From another angle, we can consider the warmth, the fire, of the sun. It warms the earth, warming the water that has settled onto the earth. This warming process creates evaporation - water traveling through the air. When there is sufficient mass of water, it falls to the earth as rain or snow. We can thereby witness in our imagination another beautiful cycle of life on this planet as the four elements interact in support of life. How have we as human beings interfered and even damaged this process of the water cycle?
We can also see a direct interaction of mammals and plants. Plants take in carbon and breathe out oxygen. Humans and all mammals take in the oxygen and exhale carbon. One kingdom’s waste is another kingdom’s gold!
As adults, this can be a time to take stock of our relationship with the Earth, Water, Fire, Air, Climate, Biodiversity and the Web of Life, and to resolve to do better in the coming year. And as adults, we can plant and nurture imaginative seeds that can flourish as the young children grow and become the adults of the future who will help bring the world back into balance. If we truly understand what we as early childhood educators are doing, we can recognize the immense responsibility we bear.
For those of you engaged with groups of young children, these weeks of thoughtful imagining can culminate in the ritual experience of the Garden of Light (ideally as close to December 21 as possible) that is enhanced by this preparatory work. And your Garden of Light can be a beacon of inclusive welcoming for all to participate in the process of connecting when we cognize the underlying elemental aspects of our existence, and attach it to the tangible experience of the Solstice. The Winter Solstice is the shortest day of the year, and soon after we notice the annual return of the light. The Light.
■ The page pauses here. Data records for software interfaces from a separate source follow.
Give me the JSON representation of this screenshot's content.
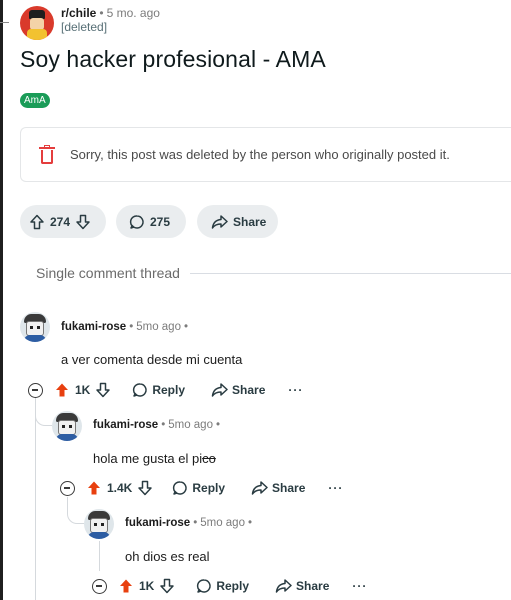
{
  "post": {
    "subreddit": "r/chile",
    "age": "5 mo. ago",
    "author": "[deleted]",
    "title": "Soy hacker profesional - AMA",
    "flair": "AmA",
    "deleted_message": "Sorry, this post was deleted by the person who originally posted it."
  },
  "actions": {
    "votes": "274",
    "comments": "275",
    "share": "Share"
  },
  "thread_label": "Single comment thread",
  "comments": [
    {
      "user": "fukami-rose",
      "age": "5mo ago",
      "text": "a ver comenta desde mi cuenta",
      "votes": "1K",
      "reply": "Reply",
      "share": "Share",
      "more": "···"
    },
    {
      "user": "fukami-rose",
      "age": "5mo ago",
      "text": "hola me gusta el pi",
      "text_struck": "co",
      "votes": "1.4K",
      "reply": "Reply",
      "share": "Share",
      "more": "···"
    },
    {
      "user": "fukami-rose",
      "age": "5mo ago",
      "text": "oh dios es real",
      "votes": "1K",
      "reply": "Reply",
      "share": "Share",
      "more": "···"
    }
  ],
  "icons": {
    "flair_color": "#1a9c58",
    "delete_color": "#e43d3d",
    "upvote_active_color": "#e8400f",
    "subreddit_avatar": "subreddit-avatar-icon",
    "user_avatar": "user-avatar-icon"
  }
}
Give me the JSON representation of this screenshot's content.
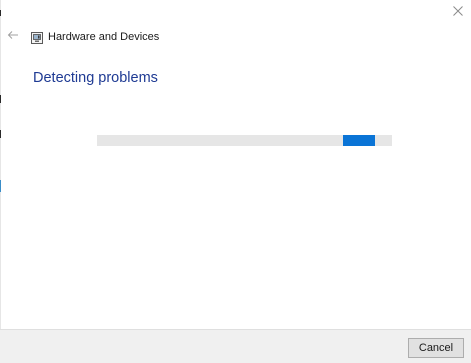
{
  "window": {
    "title": "Hardware and Devices",
    "app_icon": "hardware-troubleshooter-icon",
    "close_icon": "close-icon",
    "back_icon": "back-arrow-icon"
  },
  "main": {
    "heading": "Detecting problems",
    "progress": {
      "mode": "indeterminate",
      "color": "#0a74d6",
      "track_color": "#e6e6e6"
    }
  },
  "footer": {
    "cancel_label": "Cancel"
  },
  "colors": {
    "heading": "#1e3a93",
    "accent": "#0a74d6",
    "footer_bg": "#f0f0f0"
  }
}
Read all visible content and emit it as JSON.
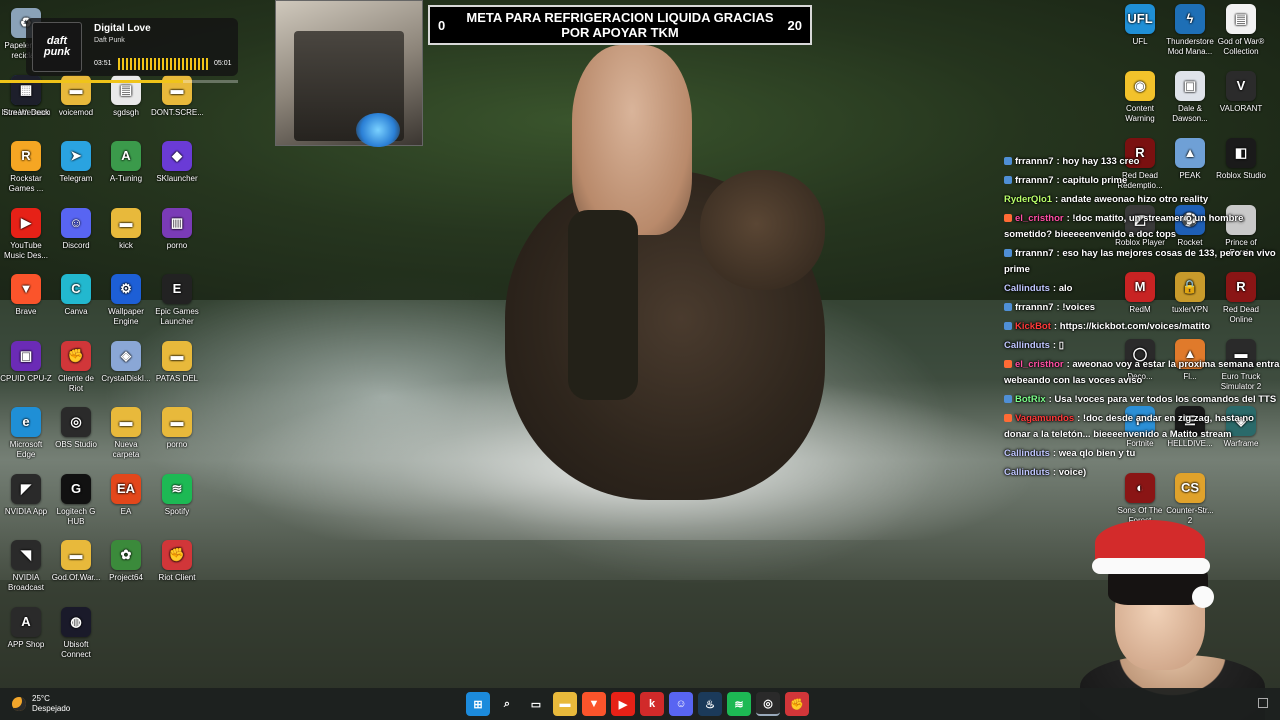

These experiences are universal, it is the same for all human beings regardless of their religious leanings and traditions. This is what brings us together.
May you be open to receiving the light and transform it into deeds of love!